→ **Data records for software interfaces**
● ● ● ● ● ● ●
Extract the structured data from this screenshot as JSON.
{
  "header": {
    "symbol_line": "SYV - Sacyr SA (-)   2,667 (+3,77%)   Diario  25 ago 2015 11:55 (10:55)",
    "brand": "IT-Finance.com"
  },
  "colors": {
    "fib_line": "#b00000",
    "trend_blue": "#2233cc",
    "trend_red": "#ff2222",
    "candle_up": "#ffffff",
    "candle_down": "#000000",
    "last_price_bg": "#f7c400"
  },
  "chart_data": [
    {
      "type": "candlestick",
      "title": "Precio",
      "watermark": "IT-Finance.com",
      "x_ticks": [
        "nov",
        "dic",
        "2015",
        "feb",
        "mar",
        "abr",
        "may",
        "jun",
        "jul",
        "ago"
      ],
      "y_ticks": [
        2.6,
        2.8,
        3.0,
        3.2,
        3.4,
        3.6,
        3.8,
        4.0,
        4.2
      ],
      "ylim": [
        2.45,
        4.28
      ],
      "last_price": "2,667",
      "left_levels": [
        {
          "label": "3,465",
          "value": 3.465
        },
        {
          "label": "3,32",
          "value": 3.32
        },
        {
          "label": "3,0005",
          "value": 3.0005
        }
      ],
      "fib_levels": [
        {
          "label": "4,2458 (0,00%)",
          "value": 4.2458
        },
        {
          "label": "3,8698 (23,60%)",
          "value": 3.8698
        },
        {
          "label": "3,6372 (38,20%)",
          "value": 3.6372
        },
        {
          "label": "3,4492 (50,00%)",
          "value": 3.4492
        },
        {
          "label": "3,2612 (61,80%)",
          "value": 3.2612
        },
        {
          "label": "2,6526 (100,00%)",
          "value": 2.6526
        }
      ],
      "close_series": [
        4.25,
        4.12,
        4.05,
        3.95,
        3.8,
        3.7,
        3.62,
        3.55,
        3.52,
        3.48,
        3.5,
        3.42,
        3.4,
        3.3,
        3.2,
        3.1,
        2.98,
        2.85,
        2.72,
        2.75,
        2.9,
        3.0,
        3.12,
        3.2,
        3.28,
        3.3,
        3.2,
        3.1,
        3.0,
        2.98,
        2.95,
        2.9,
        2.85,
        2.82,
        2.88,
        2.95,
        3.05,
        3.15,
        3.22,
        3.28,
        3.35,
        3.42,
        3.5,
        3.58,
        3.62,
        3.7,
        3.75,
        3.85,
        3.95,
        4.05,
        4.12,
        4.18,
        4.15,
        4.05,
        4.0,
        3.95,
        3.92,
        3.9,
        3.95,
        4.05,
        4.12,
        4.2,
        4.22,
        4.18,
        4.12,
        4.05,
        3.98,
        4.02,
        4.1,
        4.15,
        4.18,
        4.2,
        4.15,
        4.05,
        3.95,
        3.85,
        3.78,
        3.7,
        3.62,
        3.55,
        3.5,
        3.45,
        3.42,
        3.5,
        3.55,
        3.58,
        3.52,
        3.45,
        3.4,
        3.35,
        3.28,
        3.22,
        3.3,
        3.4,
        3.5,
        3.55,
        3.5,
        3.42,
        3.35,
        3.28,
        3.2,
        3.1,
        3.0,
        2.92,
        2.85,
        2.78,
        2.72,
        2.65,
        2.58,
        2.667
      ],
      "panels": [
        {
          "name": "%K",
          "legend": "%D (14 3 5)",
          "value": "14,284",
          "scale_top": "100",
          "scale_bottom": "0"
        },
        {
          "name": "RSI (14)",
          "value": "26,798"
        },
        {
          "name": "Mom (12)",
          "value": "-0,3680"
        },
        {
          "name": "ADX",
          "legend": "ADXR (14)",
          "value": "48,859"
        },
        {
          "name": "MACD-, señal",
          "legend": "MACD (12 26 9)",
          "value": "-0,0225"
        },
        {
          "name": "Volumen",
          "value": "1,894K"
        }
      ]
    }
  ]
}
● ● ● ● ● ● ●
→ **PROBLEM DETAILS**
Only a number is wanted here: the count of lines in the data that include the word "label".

→ **RESULT**
9